A Delta flight operated exclusively by women, and carrying 120 young females as passengers, took off this week to inspire more women to become aviators and advocate for equality in a "male-dominated industry."
Despite recent strides in gender pay equity and an overall increase in women in STEM education and careers, a troubling fact remains for the industry and the nation: Not a single state has more women than men with STEM degrees. The gap is widest in New Mexico, where women have 22.5% fewer STEM bachelor's degrees than men.

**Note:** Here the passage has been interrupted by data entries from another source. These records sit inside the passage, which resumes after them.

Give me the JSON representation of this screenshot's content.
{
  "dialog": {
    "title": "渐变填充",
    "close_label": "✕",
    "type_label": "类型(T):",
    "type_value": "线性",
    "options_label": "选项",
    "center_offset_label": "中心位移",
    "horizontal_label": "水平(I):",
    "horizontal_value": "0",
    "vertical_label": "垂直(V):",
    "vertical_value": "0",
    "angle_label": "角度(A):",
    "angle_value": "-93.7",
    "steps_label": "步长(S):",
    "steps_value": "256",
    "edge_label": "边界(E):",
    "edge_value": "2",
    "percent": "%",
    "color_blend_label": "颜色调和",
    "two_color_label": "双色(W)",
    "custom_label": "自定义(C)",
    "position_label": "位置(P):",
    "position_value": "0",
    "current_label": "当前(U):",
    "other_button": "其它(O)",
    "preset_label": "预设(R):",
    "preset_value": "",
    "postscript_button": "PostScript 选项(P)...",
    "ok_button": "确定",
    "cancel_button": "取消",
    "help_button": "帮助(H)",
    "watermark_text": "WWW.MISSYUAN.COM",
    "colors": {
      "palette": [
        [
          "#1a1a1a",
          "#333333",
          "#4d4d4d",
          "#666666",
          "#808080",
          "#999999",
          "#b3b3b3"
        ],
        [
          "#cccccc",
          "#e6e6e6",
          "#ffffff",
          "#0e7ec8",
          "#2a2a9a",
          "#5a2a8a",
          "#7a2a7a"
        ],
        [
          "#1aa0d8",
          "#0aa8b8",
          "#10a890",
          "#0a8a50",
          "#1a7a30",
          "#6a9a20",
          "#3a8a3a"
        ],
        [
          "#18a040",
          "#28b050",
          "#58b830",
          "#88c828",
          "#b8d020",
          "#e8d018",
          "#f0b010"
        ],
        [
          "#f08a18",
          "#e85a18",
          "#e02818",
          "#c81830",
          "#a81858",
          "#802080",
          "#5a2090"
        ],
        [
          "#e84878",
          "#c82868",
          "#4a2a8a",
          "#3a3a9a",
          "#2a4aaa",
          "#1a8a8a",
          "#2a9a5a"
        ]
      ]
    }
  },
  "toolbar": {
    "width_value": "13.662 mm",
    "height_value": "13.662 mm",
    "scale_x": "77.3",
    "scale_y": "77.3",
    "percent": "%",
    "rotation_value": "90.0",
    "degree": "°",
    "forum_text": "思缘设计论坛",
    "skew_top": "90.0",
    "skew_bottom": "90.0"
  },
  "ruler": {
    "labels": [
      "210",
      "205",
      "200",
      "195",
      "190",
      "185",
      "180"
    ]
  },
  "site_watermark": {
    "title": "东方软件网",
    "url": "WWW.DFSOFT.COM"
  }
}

More than six months after canceling what would have been the first spacewalk conducted by a team of two women, NASA has rescheduled the historic moment for Oct. 21. The spacewalk will be conducted by NASA astronauts Christina Koch, who has been living in space since March and was scheduled for the original all-women spacewalk, and Jessica Meir, who arrived at the International Space Station in September.
The Robotics Education & Competition (REC) Foundation, organizer of the world’s largest robotics competition and leader in STEM education, is doing a careful examination of gender diversity. Although many organizations and companies are making strides toward solutions for this society-wide concern, improvements just aren’t coming fast enough.
In February 2018, Cybersecurity Ventures optimistically predicted that by the end of 2019, women will represent more than 20 percent of the global cybersecurity workforce. We’re now only a few months away from that prediction either coming true or falling flat. Also noteworthy is the fact that the cybersecurity field still yearns for experts to join the workforce, whether they are male or female.
While women made up more than 50% of higher education students in those subjects - known collectively as STEM - their numbers fell dramatically with seniority, found a study by the University of Michigan and the New York Stem Cell Foundation. On average, women filled about 40% of assistant professor jobs, 30% of associate professor positions, and 20% of full professor jobs, it said.
There’s no question that STEM (science, technology, engineering and math) plays a critical role in any child’s education. And one of the easiest and most effective ways to expose kids to and get them interested in STEM is through reading.
Men and women feel differently about this issue. Roughly four in 10 (42%) women believe that offering female-only opportunities is not a violation of gender discrimination laws like Title IX. Another 34 percent of women believe that it is a violation. Responses from men show almost the exact inverse: 44 percent believe that offering female-only educational opportunities is indeed a violation of Title IX; 34 percent disagree.
Why is there a national, and international, push to involve more women and girls in science, technology, engineering and math? The four subjects are critical to answering the world’s top problems, be they climate change, overpopulation or starvation across the planet, among others. Tricia Berry, of the Texas Girls Collaborative Project and an engineering professor at the University of Texas, said the ideas developed by women, along with other underrepresented minorities, would go a long way to solving those issues.
The numbers are getting better. Six in 10 Americans are interested in pursuing STEM careers, according to a new survey by Emerson. However only 39% have ”felt encouraged to do so,” the study concludes. When it comes to attracting women to the field, the numbers aren’t looking good. Two out of three women said they were not encouraged to pursue a career in STEM.